(Directions):
Return every line of the data below that includes the string "Carts".

###

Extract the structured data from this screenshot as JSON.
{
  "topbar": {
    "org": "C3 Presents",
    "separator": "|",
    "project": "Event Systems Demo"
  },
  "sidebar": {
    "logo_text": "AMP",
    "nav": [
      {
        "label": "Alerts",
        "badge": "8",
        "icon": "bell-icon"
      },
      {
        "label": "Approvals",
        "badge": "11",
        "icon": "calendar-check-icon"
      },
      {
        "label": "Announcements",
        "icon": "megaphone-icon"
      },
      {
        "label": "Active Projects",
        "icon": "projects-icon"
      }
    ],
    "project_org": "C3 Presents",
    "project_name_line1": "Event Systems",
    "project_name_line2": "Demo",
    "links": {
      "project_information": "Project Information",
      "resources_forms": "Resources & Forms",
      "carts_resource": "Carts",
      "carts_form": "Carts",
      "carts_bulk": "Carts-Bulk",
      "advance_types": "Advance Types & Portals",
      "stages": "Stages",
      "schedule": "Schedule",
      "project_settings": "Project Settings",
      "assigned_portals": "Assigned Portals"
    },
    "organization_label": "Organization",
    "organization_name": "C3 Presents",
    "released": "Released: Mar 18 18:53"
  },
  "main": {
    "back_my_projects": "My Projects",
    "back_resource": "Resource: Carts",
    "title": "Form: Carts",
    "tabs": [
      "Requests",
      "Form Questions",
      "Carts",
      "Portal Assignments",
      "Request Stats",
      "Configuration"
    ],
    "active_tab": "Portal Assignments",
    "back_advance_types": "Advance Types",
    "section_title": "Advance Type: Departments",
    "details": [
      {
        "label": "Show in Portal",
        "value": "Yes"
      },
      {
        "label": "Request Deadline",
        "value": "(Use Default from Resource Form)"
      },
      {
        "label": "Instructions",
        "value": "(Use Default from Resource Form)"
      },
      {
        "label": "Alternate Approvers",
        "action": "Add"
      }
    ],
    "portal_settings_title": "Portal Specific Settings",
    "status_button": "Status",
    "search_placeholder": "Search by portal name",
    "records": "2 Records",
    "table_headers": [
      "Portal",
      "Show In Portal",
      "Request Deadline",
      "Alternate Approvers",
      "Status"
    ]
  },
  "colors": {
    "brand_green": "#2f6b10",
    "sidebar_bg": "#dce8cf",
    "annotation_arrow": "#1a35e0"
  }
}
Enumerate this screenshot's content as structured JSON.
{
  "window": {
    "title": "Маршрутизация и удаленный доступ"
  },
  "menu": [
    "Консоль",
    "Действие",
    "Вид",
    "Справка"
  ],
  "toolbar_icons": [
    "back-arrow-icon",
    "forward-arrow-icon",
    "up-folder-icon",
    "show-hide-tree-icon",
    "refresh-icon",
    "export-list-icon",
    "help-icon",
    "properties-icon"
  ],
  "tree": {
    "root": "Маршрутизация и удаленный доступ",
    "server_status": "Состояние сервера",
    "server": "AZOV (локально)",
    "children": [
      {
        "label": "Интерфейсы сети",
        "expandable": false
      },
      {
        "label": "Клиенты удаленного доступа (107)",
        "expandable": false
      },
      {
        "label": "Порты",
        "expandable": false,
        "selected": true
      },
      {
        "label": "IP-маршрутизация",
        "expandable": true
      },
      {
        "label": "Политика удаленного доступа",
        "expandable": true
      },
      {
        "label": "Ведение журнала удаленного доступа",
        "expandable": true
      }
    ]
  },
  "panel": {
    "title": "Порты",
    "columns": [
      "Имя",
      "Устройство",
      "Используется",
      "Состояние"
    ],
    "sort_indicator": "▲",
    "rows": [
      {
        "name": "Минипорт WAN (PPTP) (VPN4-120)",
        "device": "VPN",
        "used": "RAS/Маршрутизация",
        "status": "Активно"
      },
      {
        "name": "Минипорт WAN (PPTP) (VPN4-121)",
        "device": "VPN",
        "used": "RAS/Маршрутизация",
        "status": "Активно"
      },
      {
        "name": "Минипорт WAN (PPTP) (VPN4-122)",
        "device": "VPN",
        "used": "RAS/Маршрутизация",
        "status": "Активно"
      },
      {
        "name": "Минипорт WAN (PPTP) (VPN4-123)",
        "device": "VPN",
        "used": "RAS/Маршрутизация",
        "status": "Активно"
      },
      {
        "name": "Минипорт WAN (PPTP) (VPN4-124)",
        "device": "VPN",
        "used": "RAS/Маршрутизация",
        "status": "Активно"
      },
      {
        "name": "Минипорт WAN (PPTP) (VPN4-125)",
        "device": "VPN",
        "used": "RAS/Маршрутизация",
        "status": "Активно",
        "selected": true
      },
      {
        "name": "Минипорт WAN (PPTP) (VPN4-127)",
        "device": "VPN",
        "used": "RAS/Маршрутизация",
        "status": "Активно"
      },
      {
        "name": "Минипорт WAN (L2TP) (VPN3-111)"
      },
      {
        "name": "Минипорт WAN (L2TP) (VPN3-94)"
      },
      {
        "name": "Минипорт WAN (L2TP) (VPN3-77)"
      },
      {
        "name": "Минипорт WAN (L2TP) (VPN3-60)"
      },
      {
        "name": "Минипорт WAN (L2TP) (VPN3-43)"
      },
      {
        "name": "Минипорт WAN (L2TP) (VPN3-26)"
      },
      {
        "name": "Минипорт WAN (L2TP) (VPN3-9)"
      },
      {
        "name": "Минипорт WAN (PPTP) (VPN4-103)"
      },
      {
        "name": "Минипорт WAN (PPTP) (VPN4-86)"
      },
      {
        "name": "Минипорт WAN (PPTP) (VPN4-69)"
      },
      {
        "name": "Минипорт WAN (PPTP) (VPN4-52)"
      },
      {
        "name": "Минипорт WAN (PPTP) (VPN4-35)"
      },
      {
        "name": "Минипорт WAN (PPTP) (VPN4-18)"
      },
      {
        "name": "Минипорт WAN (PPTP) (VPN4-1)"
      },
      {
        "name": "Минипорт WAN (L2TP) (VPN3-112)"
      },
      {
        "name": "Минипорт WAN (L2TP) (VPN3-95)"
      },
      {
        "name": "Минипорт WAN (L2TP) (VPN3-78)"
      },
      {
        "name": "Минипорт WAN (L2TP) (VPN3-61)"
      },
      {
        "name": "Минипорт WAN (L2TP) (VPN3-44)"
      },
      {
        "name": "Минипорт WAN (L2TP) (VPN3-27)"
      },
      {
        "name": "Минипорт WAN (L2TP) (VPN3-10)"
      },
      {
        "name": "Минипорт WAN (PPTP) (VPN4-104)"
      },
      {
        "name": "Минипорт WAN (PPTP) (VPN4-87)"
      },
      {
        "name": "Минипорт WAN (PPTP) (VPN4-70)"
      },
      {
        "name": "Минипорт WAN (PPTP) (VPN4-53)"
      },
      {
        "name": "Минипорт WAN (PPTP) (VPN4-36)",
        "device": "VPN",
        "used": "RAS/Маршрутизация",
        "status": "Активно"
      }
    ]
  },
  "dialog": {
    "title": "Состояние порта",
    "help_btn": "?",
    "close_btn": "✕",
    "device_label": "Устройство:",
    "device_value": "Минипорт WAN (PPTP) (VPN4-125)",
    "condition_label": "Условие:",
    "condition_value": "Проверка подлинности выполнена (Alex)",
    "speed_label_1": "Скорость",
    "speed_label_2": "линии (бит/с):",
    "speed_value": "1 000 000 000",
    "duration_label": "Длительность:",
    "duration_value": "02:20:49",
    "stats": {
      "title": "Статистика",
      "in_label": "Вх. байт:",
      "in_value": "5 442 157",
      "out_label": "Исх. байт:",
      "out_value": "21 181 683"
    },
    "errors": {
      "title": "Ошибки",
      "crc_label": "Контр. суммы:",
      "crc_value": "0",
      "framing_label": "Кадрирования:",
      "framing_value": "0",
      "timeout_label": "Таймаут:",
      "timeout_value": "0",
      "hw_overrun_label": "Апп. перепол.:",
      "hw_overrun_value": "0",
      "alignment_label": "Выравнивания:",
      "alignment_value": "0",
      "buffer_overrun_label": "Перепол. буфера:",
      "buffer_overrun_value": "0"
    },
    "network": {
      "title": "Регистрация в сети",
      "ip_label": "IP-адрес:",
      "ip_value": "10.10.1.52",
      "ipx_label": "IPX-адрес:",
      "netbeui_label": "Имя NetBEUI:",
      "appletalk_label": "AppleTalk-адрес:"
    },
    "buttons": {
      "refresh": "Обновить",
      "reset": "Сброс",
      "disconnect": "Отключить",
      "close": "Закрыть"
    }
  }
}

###

(Answer):
      "carts_resource": "Carts",
      "carts_form": "Carts",
      "carts_bulk": "Carts-Bulk",
    "back_resource": "Resource: Carts",
    "title": "Form: Carts",
      "Carts",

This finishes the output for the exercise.